And no, the data wasn’t generated by a brokerage firm or wire house.
Rather, it comes from LendEDU, a Delaware-based start-up launched by debt-saddled millennnials that has created a clearinghouse for refinancing student loans.
The firm polled 500 millennials actively saving for retirement. A little less than half were working with an investment advisor. And only a quarter was enrolled on a robo-advisor platform.
The reasons for low robo enrollment varied. Of those not enrolled in a robo-advisory service, 62 percent said they didn’t know what robo-advice is.
But the survey also revealed considerable suspicion over automated investing. Two-thirds said robo-advisors were more likely to lose their money, compared to 38 percent that said a human advisor was.
The study also showed millennials value human advisors in spite of their higher costs—nearly 70 percent said a human advisor would deliver a higher return on investment, compared to 31 percent that said as much of robos.
“Millennials will hand over their trust to technology when they need directions, the weather, or the answer to 5,678 x 75,003, but not when they are looking to turn $10,000 into $100,000 via Wall Street,” the report says.
Robo-advisor platforms market user experience along with access to lower-cost investment advice.
So far, that messaging isn’t synching with millennials. About 54 percent that work with human advisors said getting started on a savings path was easy. But only 38 percent said their robo platforms made it easy to get started.
About 28 percent of robo users said they preferred automated investing because of 24-hour, seven-day a week access to advice.

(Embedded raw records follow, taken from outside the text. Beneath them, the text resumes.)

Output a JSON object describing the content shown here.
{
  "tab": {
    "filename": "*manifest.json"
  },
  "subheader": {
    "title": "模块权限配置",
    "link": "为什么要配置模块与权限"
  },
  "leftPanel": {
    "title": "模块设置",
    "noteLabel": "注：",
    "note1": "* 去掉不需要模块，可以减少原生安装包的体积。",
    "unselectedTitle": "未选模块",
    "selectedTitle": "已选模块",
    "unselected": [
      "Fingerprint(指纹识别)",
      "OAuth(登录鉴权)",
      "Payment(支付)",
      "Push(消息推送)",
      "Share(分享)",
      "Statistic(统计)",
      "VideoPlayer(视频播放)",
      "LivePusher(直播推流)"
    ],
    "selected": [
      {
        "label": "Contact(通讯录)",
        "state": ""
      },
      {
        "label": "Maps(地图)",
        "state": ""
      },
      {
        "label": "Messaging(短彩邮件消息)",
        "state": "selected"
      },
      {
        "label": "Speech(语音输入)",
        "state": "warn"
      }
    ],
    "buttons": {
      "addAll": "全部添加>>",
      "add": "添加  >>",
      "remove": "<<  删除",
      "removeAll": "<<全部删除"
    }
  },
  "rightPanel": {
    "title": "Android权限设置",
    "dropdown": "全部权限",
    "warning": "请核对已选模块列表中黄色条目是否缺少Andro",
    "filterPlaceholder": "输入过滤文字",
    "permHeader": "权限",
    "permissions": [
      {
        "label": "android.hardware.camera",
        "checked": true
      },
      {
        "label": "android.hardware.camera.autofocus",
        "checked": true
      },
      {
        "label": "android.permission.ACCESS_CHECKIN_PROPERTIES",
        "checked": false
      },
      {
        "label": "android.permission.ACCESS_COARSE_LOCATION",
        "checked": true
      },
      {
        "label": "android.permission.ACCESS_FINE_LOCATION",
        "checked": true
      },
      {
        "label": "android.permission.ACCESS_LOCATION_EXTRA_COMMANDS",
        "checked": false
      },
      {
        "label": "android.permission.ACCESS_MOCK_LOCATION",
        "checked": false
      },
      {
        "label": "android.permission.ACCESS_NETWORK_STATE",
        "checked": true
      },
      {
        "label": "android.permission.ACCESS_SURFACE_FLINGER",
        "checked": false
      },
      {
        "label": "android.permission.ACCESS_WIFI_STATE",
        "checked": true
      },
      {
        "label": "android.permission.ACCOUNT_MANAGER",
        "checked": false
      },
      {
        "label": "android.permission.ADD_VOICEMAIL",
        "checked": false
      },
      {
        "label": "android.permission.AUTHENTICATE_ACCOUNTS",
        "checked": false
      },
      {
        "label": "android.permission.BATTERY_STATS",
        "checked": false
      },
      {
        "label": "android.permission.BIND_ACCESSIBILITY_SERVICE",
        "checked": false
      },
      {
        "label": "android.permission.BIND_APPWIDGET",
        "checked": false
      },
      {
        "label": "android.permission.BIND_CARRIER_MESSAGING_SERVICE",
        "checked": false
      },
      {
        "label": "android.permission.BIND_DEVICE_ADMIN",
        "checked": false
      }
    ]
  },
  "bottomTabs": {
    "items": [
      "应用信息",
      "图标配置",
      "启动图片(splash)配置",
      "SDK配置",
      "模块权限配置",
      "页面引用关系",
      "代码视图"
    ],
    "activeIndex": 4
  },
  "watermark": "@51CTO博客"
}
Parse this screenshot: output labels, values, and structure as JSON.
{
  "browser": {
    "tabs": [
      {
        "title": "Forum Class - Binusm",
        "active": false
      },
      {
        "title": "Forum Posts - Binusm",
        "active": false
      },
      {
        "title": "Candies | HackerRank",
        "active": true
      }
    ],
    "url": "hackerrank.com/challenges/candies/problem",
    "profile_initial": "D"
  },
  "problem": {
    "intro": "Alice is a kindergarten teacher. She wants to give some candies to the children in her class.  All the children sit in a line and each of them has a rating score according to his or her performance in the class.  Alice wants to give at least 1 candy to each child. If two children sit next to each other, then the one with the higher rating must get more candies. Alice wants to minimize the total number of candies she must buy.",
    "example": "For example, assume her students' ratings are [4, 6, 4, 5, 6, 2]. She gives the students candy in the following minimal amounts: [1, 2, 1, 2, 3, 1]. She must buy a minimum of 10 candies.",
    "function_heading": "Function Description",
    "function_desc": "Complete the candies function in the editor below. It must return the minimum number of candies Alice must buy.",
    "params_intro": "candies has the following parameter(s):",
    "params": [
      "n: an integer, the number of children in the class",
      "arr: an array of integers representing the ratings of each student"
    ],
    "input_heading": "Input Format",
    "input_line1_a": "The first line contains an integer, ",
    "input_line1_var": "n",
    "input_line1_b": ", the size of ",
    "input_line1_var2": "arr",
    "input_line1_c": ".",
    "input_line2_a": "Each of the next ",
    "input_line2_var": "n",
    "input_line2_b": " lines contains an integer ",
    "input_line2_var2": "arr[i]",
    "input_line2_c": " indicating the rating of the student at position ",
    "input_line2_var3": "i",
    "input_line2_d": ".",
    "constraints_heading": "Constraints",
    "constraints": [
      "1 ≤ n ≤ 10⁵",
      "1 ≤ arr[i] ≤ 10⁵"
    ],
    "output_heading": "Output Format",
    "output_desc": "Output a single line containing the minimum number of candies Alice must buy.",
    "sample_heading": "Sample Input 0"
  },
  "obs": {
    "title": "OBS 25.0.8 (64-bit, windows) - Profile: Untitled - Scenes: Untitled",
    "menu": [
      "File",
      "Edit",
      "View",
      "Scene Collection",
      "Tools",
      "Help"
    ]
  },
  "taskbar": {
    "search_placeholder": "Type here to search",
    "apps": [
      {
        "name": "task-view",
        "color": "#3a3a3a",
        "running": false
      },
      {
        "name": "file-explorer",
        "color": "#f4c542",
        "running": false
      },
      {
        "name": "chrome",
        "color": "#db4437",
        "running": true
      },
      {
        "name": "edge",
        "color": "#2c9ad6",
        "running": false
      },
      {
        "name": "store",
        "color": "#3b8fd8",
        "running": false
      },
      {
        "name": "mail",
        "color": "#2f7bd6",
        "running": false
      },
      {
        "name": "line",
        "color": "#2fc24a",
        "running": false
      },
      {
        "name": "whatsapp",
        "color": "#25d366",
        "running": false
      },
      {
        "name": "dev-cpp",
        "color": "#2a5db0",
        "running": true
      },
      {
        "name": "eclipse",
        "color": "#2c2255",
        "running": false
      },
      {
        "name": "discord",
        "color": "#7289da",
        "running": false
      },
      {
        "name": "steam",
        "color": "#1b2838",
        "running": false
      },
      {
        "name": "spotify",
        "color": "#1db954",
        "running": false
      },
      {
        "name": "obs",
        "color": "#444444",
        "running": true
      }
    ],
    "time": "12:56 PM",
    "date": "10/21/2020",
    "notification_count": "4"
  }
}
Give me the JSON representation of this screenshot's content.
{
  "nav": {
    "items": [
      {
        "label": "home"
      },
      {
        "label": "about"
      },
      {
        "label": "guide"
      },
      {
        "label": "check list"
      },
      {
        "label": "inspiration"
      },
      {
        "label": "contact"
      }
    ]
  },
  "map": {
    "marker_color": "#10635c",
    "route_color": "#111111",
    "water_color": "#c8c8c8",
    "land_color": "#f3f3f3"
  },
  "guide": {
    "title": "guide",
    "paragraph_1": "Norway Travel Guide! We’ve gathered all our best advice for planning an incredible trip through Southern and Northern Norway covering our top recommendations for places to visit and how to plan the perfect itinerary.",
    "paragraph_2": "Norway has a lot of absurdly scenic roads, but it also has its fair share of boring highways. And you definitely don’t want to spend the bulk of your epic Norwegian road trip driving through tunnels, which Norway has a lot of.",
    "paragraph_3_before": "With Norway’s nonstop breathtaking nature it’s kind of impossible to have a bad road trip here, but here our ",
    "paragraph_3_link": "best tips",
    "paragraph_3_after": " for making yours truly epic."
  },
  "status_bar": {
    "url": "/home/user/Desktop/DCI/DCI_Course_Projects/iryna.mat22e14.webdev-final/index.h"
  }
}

Of those not working with an advisor, 37 percent said they couldn’t afford the fees; another 28 percent said the human advice wasn’t worth the cost.
About four in 10 characterized hiring an advisor as an intimidating experience: 33 percent said they were not sure where to hire an advisor; 29 percent said they feared being scammed; and 23 percent feared being overcharged.